Has Web services security progressed far enough that it's safe to throw open your Windows?
Reactivity Inc. thinks it's achieved just that with the latest release of its XML operating system, which creates a framework for sharing Kerberos tickets and other security systems between Microsoft Windows applications and the rest of a corporate application stack. To date there's been a Web services security bottleneck created by the inability to share credentials between Windows and other back-end systems.
"Microsoft-based credentials only work if you've got Microsoft at the back end," said Larry Titus, manager of Web services infrastructure at Xerox Corp.
In the version 4.3 release of its XOS product, Reactivity has added support for Integrated Windows Authentication and Microsoft Office Information Bridge Framework, plus Liberty Alliance conformant SAML 2.0. Pooled together it creates a mediation point inside the DMZ where disparate authentication credentials can be mapped to one another.
"We can now pass a Kerberos ticket or other type of credential straight through from Windows to another platform with no re-authentication required," said Andrew Nash, chief technology officer for Reactivity. "The gateway does the transformation."
He added that the support for the Office Information Bridge Framework enabled the XML gateway to tie applications like Microsoft Exchange to other back-end applications.
Nash, a co-author of the proposed WS-Trust specification, said that much of the needed work in the industry centers around resolving these sorts of bottlenecks in order to create a seamless and transparent service-oriented architecture.
"You need to be able to get running now and be able to add new, more complex functionality later with the confidence that your infrastructure can grow with you," he said.
Titus plans on installing XOS 4.3 and believes it will solve some of his Web services security concerns.
"I don't like sending passwords in the messages," he said. "That's not a secure way of doing things.

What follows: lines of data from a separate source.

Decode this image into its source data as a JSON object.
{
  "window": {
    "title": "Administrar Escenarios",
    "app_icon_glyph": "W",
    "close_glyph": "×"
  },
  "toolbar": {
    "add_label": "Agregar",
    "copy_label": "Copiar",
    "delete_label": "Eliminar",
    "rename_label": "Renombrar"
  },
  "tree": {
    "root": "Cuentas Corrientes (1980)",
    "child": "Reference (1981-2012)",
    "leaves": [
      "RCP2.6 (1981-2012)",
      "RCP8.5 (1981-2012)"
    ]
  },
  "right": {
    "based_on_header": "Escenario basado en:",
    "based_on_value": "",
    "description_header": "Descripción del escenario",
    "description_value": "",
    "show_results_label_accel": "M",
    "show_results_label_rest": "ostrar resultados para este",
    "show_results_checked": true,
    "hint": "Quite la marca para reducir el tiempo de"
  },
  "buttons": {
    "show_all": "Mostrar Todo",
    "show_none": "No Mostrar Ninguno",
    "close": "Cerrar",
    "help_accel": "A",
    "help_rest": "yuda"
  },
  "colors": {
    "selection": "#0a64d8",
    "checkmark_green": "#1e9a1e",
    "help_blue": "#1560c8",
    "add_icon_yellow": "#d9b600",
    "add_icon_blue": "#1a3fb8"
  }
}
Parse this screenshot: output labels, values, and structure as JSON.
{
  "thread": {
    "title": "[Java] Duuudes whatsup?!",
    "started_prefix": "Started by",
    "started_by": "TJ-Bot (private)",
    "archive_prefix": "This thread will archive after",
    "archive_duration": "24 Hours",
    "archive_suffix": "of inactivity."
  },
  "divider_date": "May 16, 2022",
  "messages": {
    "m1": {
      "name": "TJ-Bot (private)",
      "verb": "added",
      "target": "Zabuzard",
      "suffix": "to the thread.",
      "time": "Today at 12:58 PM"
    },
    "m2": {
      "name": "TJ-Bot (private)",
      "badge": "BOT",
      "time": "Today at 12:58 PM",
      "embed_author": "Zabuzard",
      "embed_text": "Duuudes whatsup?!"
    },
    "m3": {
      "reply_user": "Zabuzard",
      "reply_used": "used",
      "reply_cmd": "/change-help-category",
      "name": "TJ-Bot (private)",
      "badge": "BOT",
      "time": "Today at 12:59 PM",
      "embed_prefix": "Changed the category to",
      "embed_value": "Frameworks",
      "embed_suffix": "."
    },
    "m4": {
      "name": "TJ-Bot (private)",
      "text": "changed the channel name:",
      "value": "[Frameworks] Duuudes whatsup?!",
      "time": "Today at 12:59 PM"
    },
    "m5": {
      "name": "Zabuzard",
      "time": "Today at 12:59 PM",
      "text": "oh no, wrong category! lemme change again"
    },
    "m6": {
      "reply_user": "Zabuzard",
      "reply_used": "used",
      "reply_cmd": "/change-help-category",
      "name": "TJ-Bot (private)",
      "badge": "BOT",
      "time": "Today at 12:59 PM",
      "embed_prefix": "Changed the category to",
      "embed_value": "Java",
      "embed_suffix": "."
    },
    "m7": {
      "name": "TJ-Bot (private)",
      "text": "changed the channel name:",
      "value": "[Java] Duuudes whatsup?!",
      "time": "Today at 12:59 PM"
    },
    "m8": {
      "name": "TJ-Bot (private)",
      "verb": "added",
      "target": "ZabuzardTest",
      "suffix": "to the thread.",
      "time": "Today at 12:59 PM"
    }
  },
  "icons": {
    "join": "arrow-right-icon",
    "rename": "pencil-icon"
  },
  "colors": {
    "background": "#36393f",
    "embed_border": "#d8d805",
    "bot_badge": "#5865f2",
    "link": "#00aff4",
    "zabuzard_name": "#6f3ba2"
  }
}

I prefer to drill down and get credentials."
Xerox already has Java connections into a Netegrity Inc. single-sign on directory, but many Microsoft client-side applications can't share those credentials.
"Once we get the gateway in place we'll be able to use more Office Web services features and .NET Web services," Titus said.
In addition to the federated authentication capabilities, Reactivity has also added PKZIP compression capabilities to help handle high traffic messaging environments and a new Java-based software development kit (SDK), which allows users to build business logic into the network.
Nash said the challenge for an XML gateway is far more than just streaming a message from one point to another; it has to be able to instantaneously pass credentials and virus scan attachments. Given the growing size of attachments, sometimes up to 4 GB, Nash said that it creates another potential bottleneck.
"If you have 10 of them arrive in a second you're probably in deep sneakers," he said. "We've built in functionality to help process those sorts of real-life messaging concerns."
The SDK is a first blush attempt at allowing users to code their own rules into their XML networks. Nash expects initial usage to center around functionality like filtering, transformation and routing for XML packets, but he's looking for leaps to follow those babysteps.
"I think you'll start to see some pretty interesting workflows built in the next year to year-and-a-half," he said. "The ability to build your policies into the gateways is an incredibly powerful concept in achieving a loosely-coupled architecture."